## Description of the task
In the data below, work out how many lines include the string "github". Only the number should be given.

(Items from an interface collection)
_ _ _ _ _ _ _

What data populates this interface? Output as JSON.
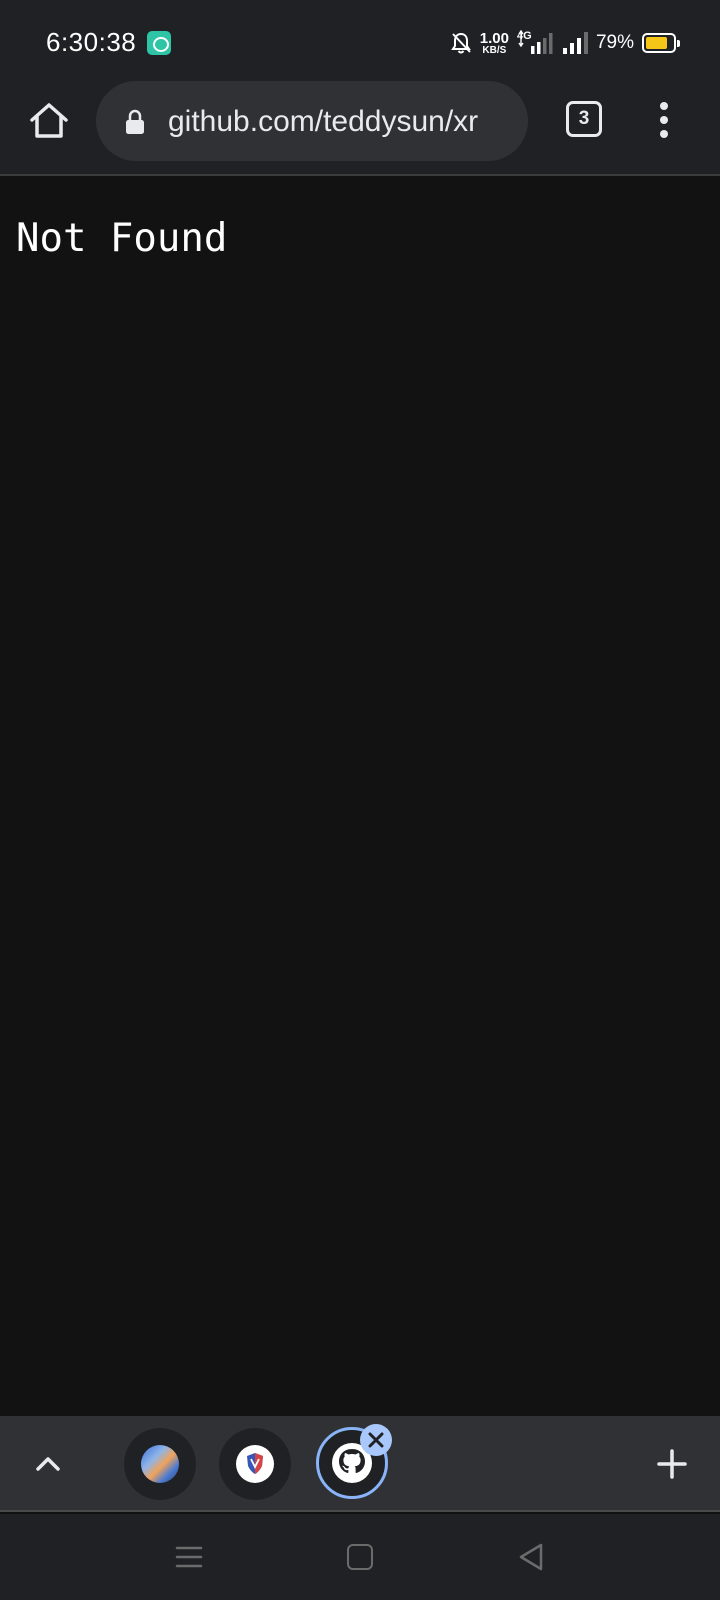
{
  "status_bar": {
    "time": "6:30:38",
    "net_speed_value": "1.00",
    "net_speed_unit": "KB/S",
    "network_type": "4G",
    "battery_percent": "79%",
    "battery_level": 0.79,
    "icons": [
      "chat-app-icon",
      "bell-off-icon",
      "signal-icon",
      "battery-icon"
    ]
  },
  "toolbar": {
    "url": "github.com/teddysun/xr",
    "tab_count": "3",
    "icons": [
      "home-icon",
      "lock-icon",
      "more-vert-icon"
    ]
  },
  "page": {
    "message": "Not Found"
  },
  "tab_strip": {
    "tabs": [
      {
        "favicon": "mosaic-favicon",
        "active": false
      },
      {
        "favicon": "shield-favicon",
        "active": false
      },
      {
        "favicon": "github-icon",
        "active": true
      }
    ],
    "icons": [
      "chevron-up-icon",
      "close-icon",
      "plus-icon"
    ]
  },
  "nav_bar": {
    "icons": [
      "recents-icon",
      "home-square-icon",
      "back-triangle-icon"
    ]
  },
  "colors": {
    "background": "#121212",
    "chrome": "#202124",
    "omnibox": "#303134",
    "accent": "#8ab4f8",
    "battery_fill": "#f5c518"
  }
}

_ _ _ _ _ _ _

## Output
2